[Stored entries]
Start of Block
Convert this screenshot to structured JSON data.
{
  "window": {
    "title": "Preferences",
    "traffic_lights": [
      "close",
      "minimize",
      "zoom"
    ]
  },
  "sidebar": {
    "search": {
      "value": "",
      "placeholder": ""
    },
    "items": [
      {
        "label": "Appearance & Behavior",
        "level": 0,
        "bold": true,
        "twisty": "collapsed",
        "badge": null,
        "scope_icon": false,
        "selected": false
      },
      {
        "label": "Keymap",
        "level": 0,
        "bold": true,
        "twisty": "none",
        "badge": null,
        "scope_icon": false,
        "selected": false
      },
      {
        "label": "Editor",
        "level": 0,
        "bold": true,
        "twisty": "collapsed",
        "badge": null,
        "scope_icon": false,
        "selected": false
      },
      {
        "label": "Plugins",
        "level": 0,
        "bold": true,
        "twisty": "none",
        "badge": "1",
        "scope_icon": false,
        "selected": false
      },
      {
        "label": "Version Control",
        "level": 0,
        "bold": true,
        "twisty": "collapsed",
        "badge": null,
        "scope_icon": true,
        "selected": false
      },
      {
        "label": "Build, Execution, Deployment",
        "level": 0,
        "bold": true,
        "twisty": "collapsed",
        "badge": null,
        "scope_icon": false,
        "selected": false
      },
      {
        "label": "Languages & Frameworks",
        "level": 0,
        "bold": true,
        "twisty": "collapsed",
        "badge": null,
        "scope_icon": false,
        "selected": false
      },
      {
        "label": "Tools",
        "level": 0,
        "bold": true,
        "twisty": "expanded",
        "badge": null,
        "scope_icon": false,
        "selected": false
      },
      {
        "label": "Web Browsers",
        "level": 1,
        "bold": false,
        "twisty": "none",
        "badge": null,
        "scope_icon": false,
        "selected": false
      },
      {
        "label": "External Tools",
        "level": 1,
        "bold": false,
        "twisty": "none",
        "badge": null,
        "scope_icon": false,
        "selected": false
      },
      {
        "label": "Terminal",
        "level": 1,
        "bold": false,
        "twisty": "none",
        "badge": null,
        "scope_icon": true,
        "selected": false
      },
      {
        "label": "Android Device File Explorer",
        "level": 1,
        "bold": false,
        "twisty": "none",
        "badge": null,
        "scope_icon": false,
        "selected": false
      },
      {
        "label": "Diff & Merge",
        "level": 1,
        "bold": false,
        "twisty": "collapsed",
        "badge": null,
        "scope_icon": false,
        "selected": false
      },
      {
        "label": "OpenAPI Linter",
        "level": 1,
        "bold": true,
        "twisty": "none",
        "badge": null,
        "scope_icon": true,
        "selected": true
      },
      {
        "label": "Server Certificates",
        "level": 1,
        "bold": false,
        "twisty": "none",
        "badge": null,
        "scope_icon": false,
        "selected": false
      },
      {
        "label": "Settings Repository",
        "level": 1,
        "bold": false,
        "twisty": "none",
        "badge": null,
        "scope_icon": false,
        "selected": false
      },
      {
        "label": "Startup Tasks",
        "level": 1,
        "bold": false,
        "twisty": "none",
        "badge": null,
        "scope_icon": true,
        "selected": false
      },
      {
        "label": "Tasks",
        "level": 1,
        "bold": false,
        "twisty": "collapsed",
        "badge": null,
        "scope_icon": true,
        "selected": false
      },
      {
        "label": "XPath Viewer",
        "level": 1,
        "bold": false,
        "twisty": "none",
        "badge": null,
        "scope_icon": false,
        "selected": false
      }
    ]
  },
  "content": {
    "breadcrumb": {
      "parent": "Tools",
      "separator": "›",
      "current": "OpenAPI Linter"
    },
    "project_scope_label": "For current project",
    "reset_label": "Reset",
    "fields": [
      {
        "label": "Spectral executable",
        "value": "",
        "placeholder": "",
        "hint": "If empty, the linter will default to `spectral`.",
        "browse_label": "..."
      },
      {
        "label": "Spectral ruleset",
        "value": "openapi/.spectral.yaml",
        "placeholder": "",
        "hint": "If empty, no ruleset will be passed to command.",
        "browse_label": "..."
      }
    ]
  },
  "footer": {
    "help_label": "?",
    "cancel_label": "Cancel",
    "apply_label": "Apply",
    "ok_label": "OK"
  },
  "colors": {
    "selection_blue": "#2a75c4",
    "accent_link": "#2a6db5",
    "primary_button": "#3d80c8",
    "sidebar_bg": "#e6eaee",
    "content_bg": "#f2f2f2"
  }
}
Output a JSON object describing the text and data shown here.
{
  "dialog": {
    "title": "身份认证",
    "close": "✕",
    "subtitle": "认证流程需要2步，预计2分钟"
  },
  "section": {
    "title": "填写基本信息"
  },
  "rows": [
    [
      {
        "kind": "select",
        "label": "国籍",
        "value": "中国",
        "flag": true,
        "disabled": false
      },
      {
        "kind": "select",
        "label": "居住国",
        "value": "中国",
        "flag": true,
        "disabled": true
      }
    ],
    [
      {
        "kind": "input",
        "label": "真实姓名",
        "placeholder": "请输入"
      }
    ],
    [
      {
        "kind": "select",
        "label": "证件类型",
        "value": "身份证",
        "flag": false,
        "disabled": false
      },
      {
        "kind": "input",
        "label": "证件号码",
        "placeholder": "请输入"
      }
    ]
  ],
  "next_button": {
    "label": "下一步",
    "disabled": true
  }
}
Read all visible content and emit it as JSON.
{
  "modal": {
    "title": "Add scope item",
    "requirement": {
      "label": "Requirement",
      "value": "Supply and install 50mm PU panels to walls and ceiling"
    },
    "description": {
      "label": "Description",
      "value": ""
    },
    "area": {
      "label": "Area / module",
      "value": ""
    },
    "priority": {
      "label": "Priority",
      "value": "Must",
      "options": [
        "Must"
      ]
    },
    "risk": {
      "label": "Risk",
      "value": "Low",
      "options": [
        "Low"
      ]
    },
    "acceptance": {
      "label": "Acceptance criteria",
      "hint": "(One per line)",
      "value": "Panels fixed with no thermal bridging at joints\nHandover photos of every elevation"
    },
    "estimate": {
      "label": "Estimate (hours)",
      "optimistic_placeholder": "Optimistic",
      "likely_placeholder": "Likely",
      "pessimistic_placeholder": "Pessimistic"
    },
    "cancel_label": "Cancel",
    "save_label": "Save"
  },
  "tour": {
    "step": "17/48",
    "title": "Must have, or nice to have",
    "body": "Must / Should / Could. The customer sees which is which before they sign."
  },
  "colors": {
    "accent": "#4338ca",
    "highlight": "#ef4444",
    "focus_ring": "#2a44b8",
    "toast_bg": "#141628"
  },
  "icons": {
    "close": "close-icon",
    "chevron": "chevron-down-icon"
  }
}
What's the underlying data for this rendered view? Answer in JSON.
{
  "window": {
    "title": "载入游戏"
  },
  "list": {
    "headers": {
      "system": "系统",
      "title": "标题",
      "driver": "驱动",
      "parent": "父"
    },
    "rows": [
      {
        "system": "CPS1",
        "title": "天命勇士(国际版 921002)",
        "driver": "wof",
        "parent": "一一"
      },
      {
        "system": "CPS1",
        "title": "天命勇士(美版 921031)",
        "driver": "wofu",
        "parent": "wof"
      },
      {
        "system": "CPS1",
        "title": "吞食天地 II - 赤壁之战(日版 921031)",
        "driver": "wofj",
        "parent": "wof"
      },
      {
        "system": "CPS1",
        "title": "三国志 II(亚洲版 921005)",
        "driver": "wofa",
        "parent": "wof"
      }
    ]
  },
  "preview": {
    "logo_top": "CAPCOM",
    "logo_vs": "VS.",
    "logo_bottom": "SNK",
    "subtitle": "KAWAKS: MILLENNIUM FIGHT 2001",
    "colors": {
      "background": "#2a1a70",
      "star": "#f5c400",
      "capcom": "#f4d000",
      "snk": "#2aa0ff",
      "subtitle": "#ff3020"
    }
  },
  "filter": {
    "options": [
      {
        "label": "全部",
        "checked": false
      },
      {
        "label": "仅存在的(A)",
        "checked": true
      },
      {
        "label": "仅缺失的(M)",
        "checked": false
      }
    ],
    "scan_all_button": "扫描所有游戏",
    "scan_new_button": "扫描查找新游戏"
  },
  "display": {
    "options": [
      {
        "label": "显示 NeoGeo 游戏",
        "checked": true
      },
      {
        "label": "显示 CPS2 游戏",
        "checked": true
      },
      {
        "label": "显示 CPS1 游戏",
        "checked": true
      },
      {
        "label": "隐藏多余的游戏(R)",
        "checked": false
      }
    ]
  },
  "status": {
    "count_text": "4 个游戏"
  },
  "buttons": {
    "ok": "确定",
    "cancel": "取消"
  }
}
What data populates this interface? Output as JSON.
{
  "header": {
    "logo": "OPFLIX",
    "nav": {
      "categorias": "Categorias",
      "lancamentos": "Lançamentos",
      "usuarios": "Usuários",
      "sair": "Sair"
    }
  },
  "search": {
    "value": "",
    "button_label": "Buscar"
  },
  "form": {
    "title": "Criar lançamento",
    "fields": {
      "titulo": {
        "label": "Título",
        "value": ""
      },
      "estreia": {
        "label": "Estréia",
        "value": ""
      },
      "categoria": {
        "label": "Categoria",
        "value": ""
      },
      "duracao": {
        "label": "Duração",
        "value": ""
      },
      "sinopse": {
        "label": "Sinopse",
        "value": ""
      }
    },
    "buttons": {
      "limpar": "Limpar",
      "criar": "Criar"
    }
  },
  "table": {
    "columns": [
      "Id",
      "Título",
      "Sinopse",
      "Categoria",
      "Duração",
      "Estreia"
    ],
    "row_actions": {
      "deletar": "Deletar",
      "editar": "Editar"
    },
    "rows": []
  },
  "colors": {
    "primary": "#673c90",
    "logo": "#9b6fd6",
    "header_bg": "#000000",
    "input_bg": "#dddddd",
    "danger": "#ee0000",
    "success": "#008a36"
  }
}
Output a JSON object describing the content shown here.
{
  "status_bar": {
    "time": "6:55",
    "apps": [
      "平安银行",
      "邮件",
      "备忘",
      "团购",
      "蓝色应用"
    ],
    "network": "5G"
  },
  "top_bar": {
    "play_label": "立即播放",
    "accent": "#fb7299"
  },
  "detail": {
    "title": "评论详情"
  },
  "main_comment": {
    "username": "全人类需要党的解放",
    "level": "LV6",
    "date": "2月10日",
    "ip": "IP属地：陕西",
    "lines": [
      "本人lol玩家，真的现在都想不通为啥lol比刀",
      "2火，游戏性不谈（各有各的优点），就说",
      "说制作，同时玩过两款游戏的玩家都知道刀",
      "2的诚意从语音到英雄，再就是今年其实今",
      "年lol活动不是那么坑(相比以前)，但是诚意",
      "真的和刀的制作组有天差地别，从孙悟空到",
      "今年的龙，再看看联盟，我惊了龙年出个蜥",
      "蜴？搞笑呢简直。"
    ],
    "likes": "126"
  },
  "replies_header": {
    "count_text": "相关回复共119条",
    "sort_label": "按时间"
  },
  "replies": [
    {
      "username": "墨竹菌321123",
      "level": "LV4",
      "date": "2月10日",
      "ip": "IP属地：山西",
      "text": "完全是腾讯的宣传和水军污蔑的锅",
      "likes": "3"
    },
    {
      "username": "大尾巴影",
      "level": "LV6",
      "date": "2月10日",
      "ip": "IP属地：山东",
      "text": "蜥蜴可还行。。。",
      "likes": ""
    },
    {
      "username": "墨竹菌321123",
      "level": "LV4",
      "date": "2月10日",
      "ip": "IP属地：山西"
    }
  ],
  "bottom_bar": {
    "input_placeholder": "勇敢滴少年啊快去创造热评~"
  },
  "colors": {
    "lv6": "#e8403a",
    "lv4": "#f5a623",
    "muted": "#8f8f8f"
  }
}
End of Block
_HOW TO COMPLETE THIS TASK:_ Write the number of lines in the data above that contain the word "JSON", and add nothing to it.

_COMPLETED EXERCISE:_ 6